• [Material provided]:
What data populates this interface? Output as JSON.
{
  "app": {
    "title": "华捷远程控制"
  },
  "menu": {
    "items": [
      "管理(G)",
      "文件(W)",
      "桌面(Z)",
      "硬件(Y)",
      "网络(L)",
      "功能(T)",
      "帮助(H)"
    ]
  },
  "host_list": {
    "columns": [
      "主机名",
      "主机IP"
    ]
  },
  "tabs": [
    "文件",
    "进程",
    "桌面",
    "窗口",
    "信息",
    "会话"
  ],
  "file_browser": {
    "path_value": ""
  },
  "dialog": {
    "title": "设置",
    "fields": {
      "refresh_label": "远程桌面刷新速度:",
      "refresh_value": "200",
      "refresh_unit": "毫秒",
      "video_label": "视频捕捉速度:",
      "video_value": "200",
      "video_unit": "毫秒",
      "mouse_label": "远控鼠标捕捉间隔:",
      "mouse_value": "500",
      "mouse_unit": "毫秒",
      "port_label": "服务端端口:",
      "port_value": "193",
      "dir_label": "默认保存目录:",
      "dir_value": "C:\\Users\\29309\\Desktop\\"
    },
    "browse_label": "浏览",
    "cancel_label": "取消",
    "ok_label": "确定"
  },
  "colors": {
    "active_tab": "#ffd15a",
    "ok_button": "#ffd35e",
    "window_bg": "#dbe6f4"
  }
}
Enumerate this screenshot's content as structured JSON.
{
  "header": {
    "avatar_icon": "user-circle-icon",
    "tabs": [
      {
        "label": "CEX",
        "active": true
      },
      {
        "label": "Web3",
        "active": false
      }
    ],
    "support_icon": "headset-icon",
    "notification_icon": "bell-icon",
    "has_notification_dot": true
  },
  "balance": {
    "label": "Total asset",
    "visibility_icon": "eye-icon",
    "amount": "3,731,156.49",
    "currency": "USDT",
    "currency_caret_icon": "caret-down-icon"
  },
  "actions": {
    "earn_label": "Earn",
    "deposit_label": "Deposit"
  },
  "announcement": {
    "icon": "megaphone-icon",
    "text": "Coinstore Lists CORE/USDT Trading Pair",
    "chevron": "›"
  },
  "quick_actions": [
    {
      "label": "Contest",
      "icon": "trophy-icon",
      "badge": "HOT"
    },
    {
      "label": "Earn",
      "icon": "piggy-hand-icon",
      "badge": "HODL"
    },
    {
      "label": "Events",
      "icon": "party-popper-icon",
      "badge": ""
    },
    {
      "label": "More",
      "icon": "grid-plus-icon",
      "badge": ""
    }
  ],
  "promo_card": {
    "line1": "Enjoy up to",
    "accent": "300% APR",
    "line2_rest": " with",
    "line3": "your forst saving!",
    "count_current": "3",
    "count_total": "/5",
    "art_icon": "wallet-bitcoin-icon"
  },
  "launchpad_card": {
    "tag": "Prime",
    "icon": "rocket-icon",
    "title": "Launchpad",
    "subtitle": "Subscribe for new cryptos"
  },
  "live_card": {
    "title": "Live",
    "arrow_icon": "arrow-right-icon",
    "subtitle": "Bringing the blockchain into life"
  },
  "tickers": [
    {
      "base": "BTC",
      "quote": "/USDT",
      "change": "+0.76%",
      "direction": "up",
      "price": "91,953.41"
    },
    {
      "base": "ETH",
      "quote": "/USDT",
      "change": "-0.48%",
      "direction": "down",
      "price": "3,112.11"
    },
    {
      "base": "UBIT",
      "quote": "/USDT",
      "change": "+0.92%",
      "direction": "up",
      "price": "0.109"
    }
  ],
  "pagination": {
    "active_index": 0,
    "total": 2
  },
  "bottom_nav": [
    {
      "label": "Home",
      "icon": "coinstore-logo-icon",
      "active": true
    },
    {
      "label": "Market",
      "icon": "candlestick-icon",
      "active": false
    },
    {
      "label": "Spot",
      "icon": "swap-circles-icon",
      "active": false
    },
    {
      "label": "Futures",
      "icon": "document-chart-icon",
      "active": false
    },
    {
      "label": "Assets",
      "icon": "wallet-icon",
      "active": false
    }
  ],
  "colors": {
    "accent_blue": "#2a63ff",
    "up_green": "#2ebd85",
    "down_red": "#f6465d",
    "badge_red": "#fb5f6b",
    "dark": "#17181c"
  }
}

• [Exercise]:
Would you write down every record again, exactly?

• [Response]:
What data populates this interface? Output as JSON.
{
  "app": {
    "title": "华捷远程控制"
  },
  "menu": {
    "items": [
      "管理(G)",
      "文件(W)",
      "桌面(Z)",
      "硬件(Y)",
      "网络(L)",
      "功能(T)",
      "帮助(H)"
    ]
  },
  "host_list": {
    "columns": [
      "主机名",
      "主机IP"
    ]
  },
  "tabs": [
    "文件",
    "进程",
    "桌面",
    "窗口",
    "信息",
    "会话"
  ],
  "file_browser": {
    "path_value": ""
  },
  "dialog": {
    "title": "设置",
    "fields": {
      "refresh_label": "远程桌面刷新速度:",
      "refresh_value": "200",
      "refresh_unit": "毫秒",
      "video_label": "视频捕捉速度:",
      "video_value": "200",
      "video_unit": "毫秒",
      "mouse_label": "远控鼠标捕捉间隔:",
      "mouse_value": "500",
      "mouse_unit": "毫秒",
      "port_label": "服务端端口:",
      "port_value": "193",
      "dir_label": "默认保存目录:",
      "dir_value": "C:\\Users\\29309\\Desktop\\"
    },
    "browse_label": "浏览",
    "cancel_label": "取消",
    "ok_label": "确定"
  },
  "colors": {
    "active_tab": "#ffd15a",
    "ok_button": "#ffd35e",
    "window_bg": "#dbe6f4"
  }
}
Enumerate this screenshot's content as structured JSON.
{
  "header": {
    "avatar_icon": "user-circle-icon",
    "tabs": [
      {
        "label": "CEX",
        "active": true
      },
      {
        "label": "Web3",
        "active": false
      }
    ],
    "support_icon": "headset-icon",
    "notification_icon": "bell-icon",
    "has_notification_dot": true
  },
  "balance": {
    "label": "Total asset",
    "visibility_icon": "eye-icon",
    "amount": "3,731,156.49",
    "currency": "USDT",
    "currency_caret_icon": "caret-down-icon"
  },
  "actions": {
    "earn_label": "Earn",
    "deposit_label": "Deposit"
  },
  "announcement": {
    "icon": "megaphone-icon",
    "text": "Coinstore Lists CORE/USDT Trading Pair",
    "chevron": "›"
  },
  "quick_actions": [
    {
      "label": "Contest",
      "icon": "trophy-icon",
      "badge": "HOT"
    },
    {
      "label": "Earn",
      "icon": "piggy-hand-icon",
      "badge": "HODL"
    },
    {
      "label": "Events",
      "icon": "party-popper-icon",
      "badge": ""
    },
    {
      "label": "More",
      "icon": "grid-plus-icon",
      "badge": ""
    }
  ],
  "promo_card": {
    "line1": "Enjoy up to",
    "accent": "300% APR",
    "line2_rest": " with",
    "line3": "your forst saving!",
    "count_current": "3",
    "count_total": "/5",
    "art_icon": "wallet-bitcoin-icon"
  },
  "launchpad_card": {
    "tag": "Prime",
    "icon": "rocket-icon",
    "title": "Launchpad",
    "subtitle": "Subscribe for new cryptos"
  },
  "live_card": {
    "title": "Live",
    "arrow_icon": "arrow-right-icon",
    "subtitle": "Bringing the blockchain into life"
  },
  "tickers": [
    {
      "base": "BTC",
      "quote": "/USDT",
      "change": "+0.76%",
      "direction": "up",
      "price": "91,953.41"
    },
    {
      "base": "ETH",
      "quote": "/USDT",
      "change": "-0.48%",
      "direction": "down",
      "price": "3,112.11"
    },
    {
      "base": "UBIT",
      "quote": "/USDT",
      "change": "+0.92%",
      "direction": "up",
      "price": "0.109"
    }
  ],
  "pagination": {
    "active_index": 0,
    "total": 2
  },
  "bottom_nav": [
    {
      "label": "Home",
      "icon": "coinstore-logo-icon",
      "active": true
    },
    {
      "label": "Market",
      "icon": "candlestick-icon",
      "active": false
    },
    {
      "label": "Spot",
      "icon": "swap-circles-icon",
      "active": false
    },
    {
      "label": "Futures",
      "icon": "document-chart-icon",
      "active": false
    },
    {
      "label": "Assets",
      "icon": "wallet-icon",
      "active": false
    }
  ],
  "colors": {
    "accent_blue": "#2a63ff",
    "up_green": "#2ebd85",
    "down_red": "#f6465d",
    "badge_red": "#fb5f6b",
    "dark": "#17181c"
  }
}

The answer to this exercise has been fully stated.